[WORK ITEM]:
What is needed is every line of the material that contains "this".

[MATERIAL SHOWN]:
----------------

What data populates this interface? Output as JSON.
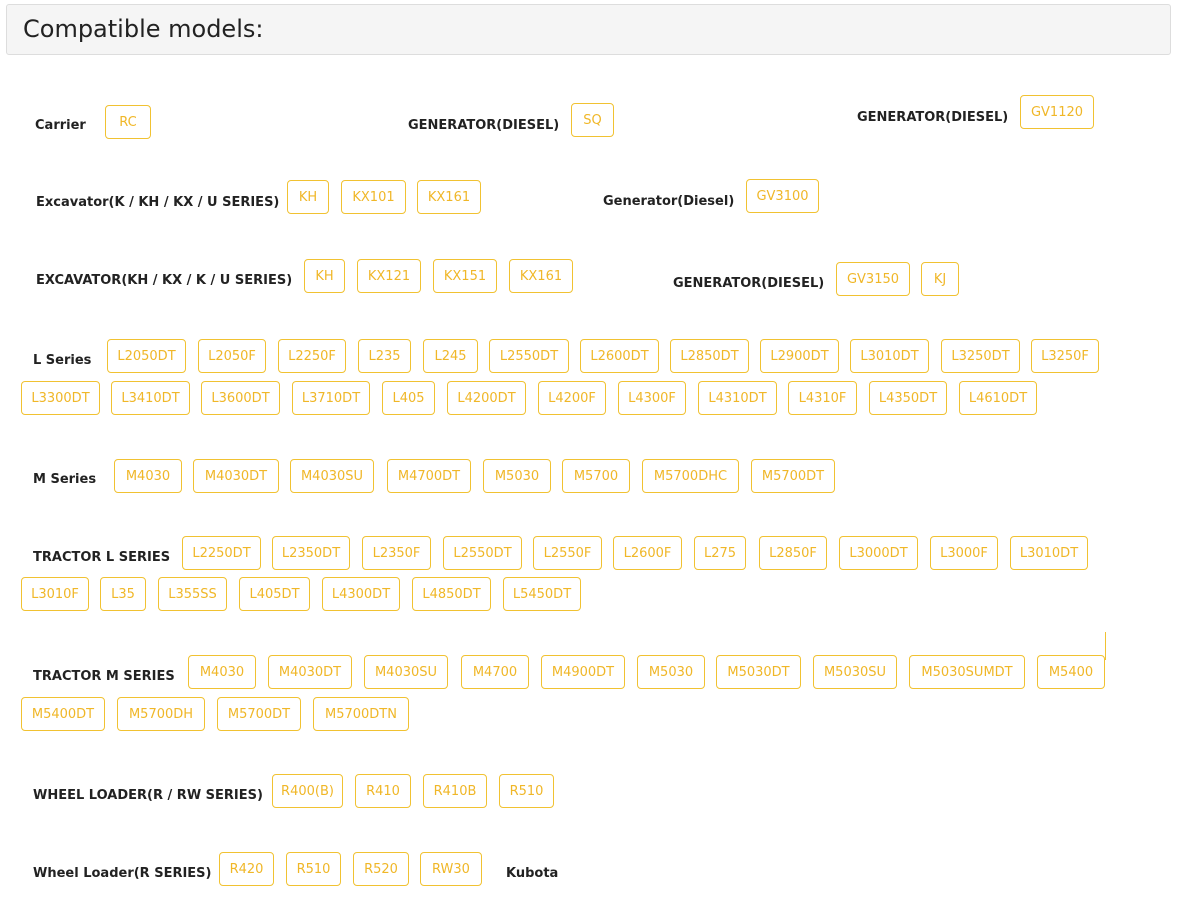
{
  "page": {
    "title": "Compatible models:"
  },
  "colors": {
    "chip_border": "#f1c232",
    "chip_text": "#f0b728",
    "label": "#222222"
  },
  "groups": [
    {
      "label": "Carrier",
      "models": [
        "RC"
      ]
    },
    {
      "label": "GENERATOR(DIESEL)",
      "models": [
        "SQ"
      ]
    },
    {
      "label": "GENERATOR(DIESEL)",
      "models": [
        "GV1120"
      ]
    },
    {
      "label": "Excavator(K / KH / KX / U SERIES)",
      "models": [
        "KH",
        "KX101",
        "KX161"
      ]
    },
    {
      "label": "Generator(Diesel)",
      "models": [
        "GV3100"
      ]
    },
    {
      "label": "EXCAVATOR(KH / KX / K / U SERIES)",
      "models": [
        "KH",
        "KX121",
        "KX151",
        "KX161"
      ]
    },
    {
      "label": "GENERATOR(DIESEL)",
      "models": [
        "GV3150",
        "KJ"
      ]
    },
    {
      "label": "L Series",
      "models": [
        "L2050DT",
        "L2050F",
        "L2250F",
        "L235",
        "L245",
        "L2550DT",
        "L2600DT",
        "L2850DT",
        "L2900DT",
        "L3010DT",
        "L3250DT",
        "L3250F",
        "L3300DT",
        "L3410DT",
        "L3600DT",
        "L3710DT",
        "L405",
        "L4200DT",
        "L4200F",
        "L4300F",
        "L4310DT",
        "L4310F",
        "L4350DT",
        "L4610DT"
      ]
    },
    {
      "label": "M Series",
      "models": [
        "M4030",
        "M4030DT",
        "M4030SU",
        "M4700DT",
        "M5030",
        "M5700",
        "M5700DHC",
        "M5700DT"
      ]
    },
    {
      "label": "TRACTOR L SERIES",
      "models": [
        "L2250DT",
        "L2350DT",
        "L2350F",
        "L2550DT",
        "L2550F",
        "L2600F",
        "L275",
        "L2850F",
        "L3000DT",
        "L3000F",
        "L3010DT",
        "L3010F",
        "L35",
        "L355SS",
        "L405DT",
        "L4300DT",
        "L4850DT",
        "L5450DT"
      ]
    },
    {
      "label": "TRACTOR M SERIES",
      "models": [
        "M4030",
        "M4030DT",
        "M4030SU",
        "M4700",
        "M4900DT",
        "M5030",
        "M5030DT",
        "M5030SU",
        "M5030SUMDT",
        "M5400",
        "M5400DT",
        "M5700DH",
        "M5700DT",
        "M5700DTN"
      ]
    },
    {
      "label": "WHEEL LOADER(R / RW SERIES)",
      "models": [
        "R400(B)",
        "R410",
        "R410B",
        "R510"
      ]
    },
    {
      "label": "Wheel Loader(R SERIES)",
      "models": [
        "R420",
        "R510",
        "R520",
        "RW30"
      ]
    },
    {
      "label": "Kubota",
      "models": []
    }
  ]
}
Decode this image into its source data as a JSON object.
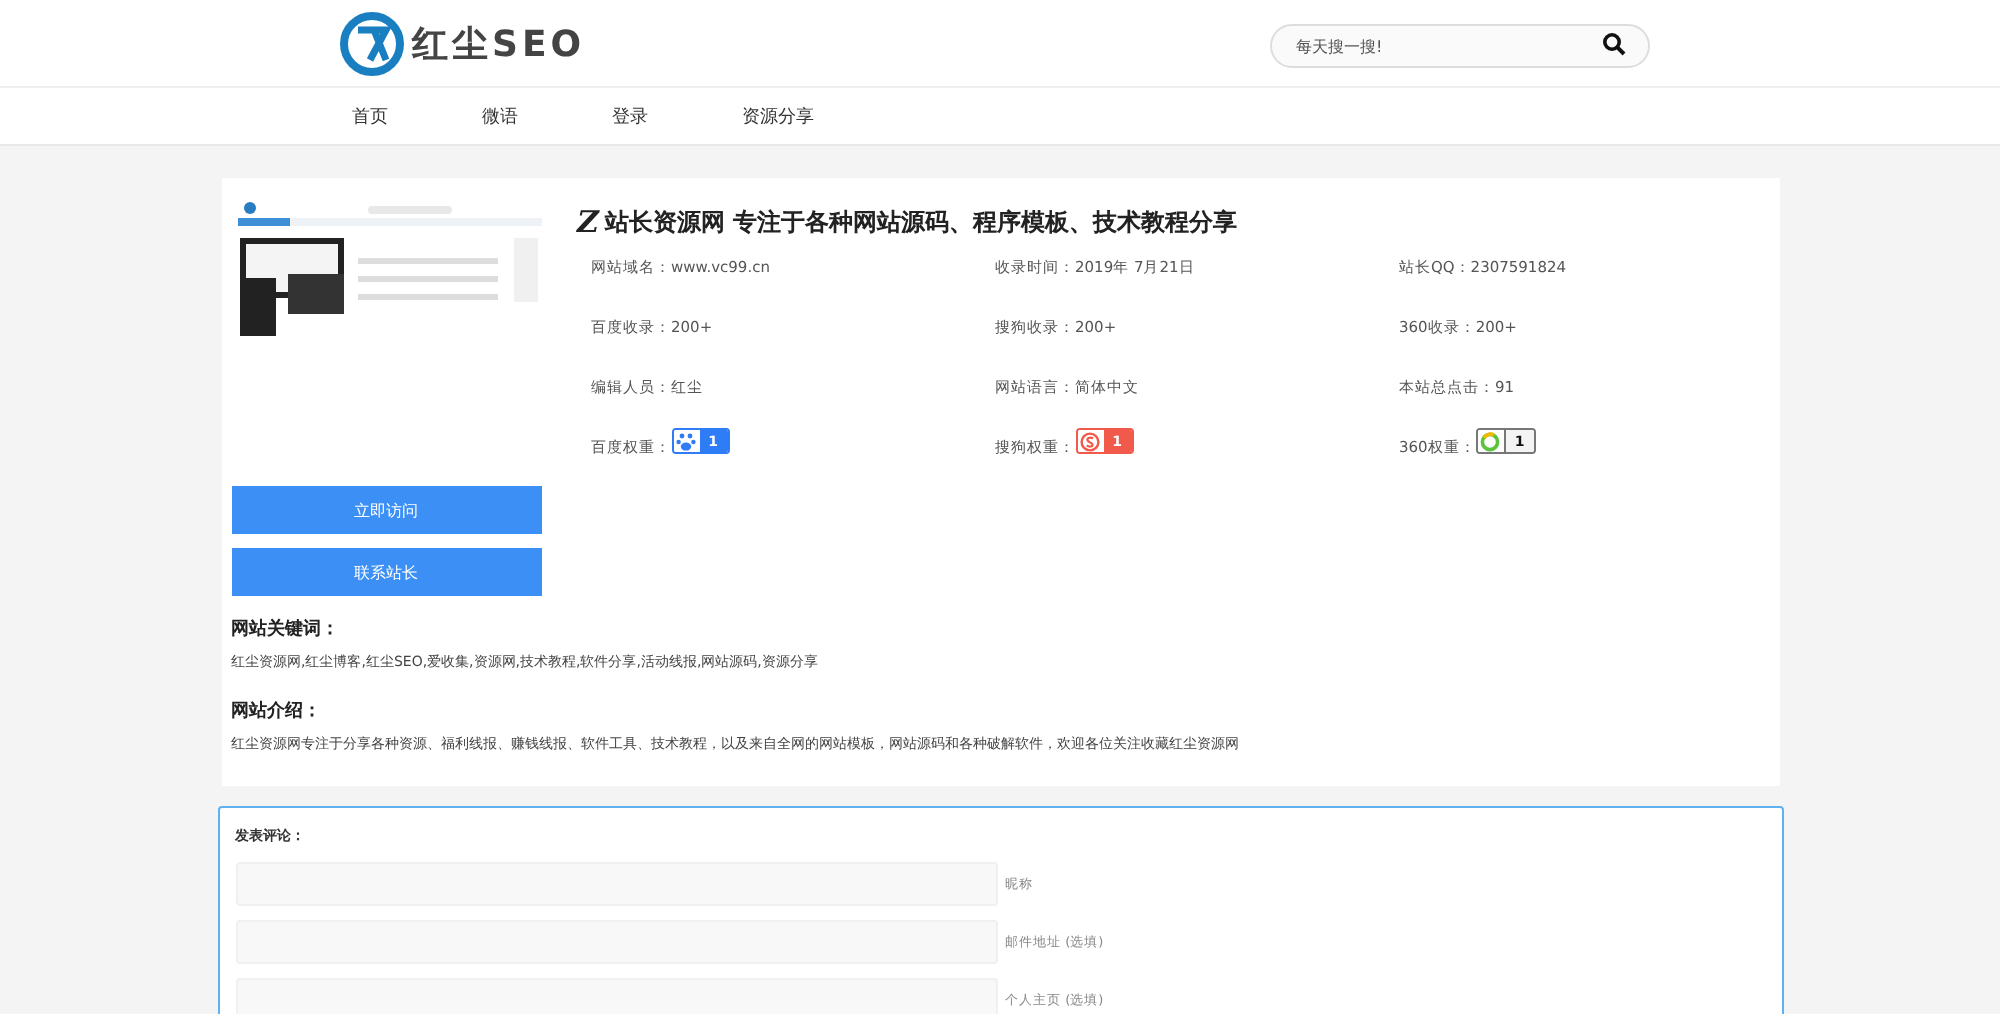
{
  "header": {
    "logo_text": "红尘SEO",
    "search": {
      "placeholder": "每天搜一搜!"
    }
  },
  "nav": [
    "首页",
    "微语",
    "登录",
    "资源分享"
  ],
  "site": {
    "thumbnail": {
      "kind": "picture"
    },
    "buttons": [
      "立即访问",
      "联系站长"
    ],
    "title_mark": "Z",
    "title": "站长资源网 专注于各种网站源码、程序模板、技术教程分享",
    "info": [
      {
        "label": "网站域名：",
        "value": "www.vc99.cn"
      },
      {
        "label": "收录时间：",
        "value": "2019年 7月21日"
      },
      {
        "label": "站长QQ：",
        "value": "2307591824"
      },
      {
        "label": "百度收录：",
        "value": "200+"
      },
      {
        "label": "搜狗收录：",
        "value": "200+"
      },
      {
        "label": "360收录：",
        "value": "200+"
      },
      {
        "label": "编辑人员：",
        "value": "红尘"
      },
      {
        "label": "网站语言：",
        "value": "简体中文"
      },
      {
        "label": "本站总点击：",
        "value": "91"
      }
    ],
    "weights": [
      {
        "label": "百度权重：",
        "kind": "baidu",
        "value": "1"
      },
      {
        "label": "搜狗权重：",
        "kind": "sogou",
        "value": "1"
      },
      {
        "label": "360权重：",
        "kind": "qihoo",
        "value": "1"
      }
    ],
    "keywords_heading": "网站关键词：",
    "keywords": "红尘资源网,红尘博客,红尘SEO,爱收集,资源网,技术教程,软件分享,活动线报,网站源码,资源分享",
    "intro_heading": "网站介绍：",
    "intro": "红尘资源网专注于分享各种资源、福利线报、赚钱线报、软件工具、技术教程，以及来自全网的网站模板，网站源码和各种破解软件，欢迎各位关注收藏红尘资源网"
  },
  "comment": {
    "title": "发表评论：",
    "fields": [
      {
        "label": "昵称"
      },
      {
        "label": "邮件地址 (选填)"
      },
      {
        "label": "个人主页 (选填)"
      }
    ]
  }
}
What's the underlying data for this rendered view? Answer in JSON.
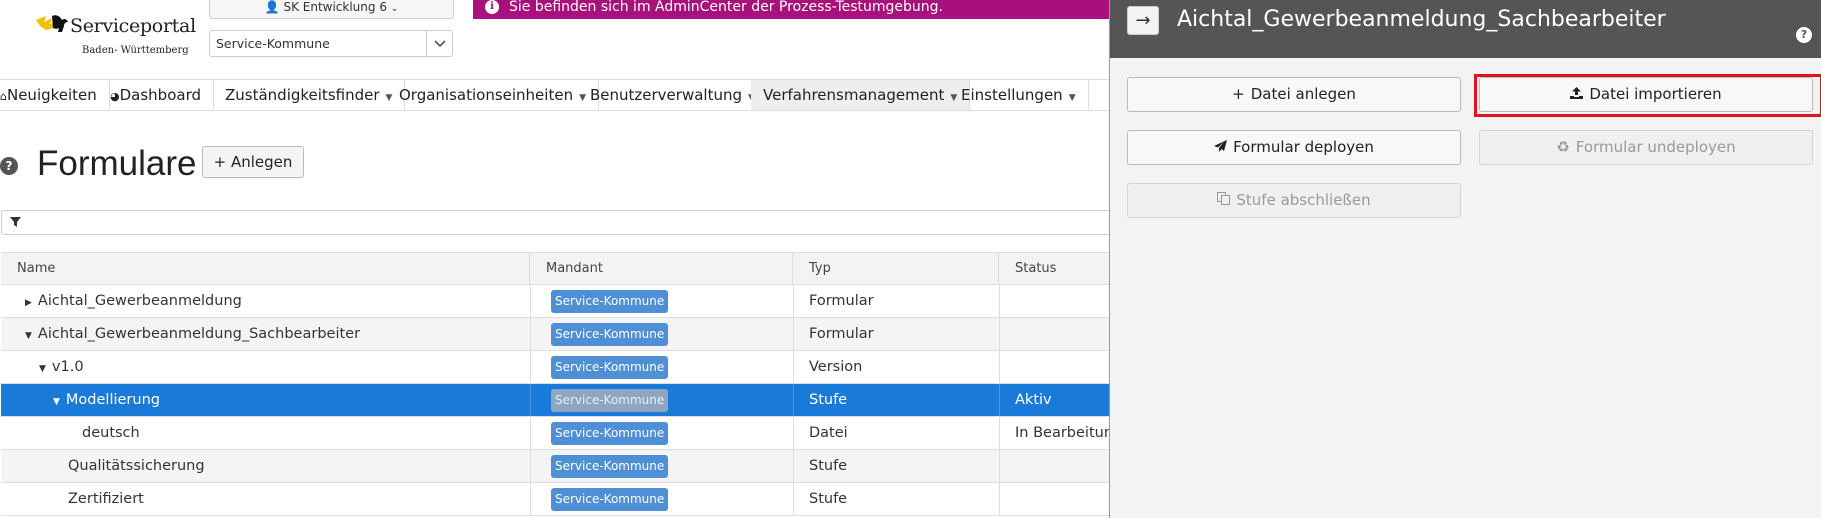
{
  "header": {
    "logo_title": "Serviceportal",
    "logo_subtitle": "Baden- Württemberg",
    "user_label": "SK Entwicklung 6",
    "mandant_value": "Service-Kommune",
    "info_banner": "Sie befinden sich im AdminCenter der Prozess-Testumgebung."
  },
  "nav": {
    "items": [
      {
        "label": "Neuigkeiten"
      },
      {
        "label": "Dashboard"
      },
      {
        "label": "Zuständigkeitsfinder"
      },
      {
        "label": "Organisationseinheiten"
      },
      {
        "label": "Benutzerverwaltung"
      },
      {
        "label": "Verfahrensmanagement"
      },
      {
        "label": "Einstellungen"
      }
    ]
  },
  "page": {
    "title": "Formulare",
    "add_label": "Anlegen"
  },
  "table": {
    "columns": [
      "Name",
      "Mandant",
      "Typ",
      "Status"
    ],
    "rows": [
      {
        "name": "Aichtal_Gewerbeanmeldung",
        "mandant": "Service-Kommune",
        "typ": "Formular",
        "status": ""
      },
      {
        "name": "Aichtal_Gewerbeanmeldung_Sachbearbeiter",
        "mandant": "Service-Kommune",
        "typ": "Formular",
        "status": ""
      },
      {
        "name": "v1.0",
        "mandant": "Service-Kommune",
        "typ": "Version",
        "status": ""
      },
      {
        "name": "Modellierung",
        "mandant": "Service-Kommune",
        "typ": "Stufe",
        "status": "Aktiv"
      },
      {
        "name": "deutsch",
        "mandant": "Service-Kommune",
        "typ": "Datei",
        "status": "In Bearbeitung"
      },
      {
        "name": "Qualitätssicherung",
        "mandant": "Service-Kommune",
        "typ": "Stufe",
        "status": ""
      },
      {
        "name": "Zertifiziert",
        "mandant": "Service-Kommune",
        "typ": "Stufe",
        "status": ""
      }
    ]
  },
  "panel": {
    "title": "Aichtal_Gewerbeanmeldung_Sachbearbeiter",
    "buttons": {
      "datei_anlegen": "Datei anlegen",
      "datei_importieren": "Datei importieren",
      "formular_deployen": "Formular deployen",
      "formular_undeployen": "Formular undeployen",
      "stufe_abschliessen": "Stufe abschließen"
    }
  },
  "colors": {
    "banner": "#a8117b",
    "selected_row": "#1a7ad9",
    "badge": "#4f8fd6",
    "panel_header": "#555555",
    "highlight": "#e0131b"
  }
}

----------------

[TASK RESULT]:
What data populates this interface? Output as JSON.
Decode this image into its source data as a JSON object.
What's the underlying data for this rendered view? Answer in JSON.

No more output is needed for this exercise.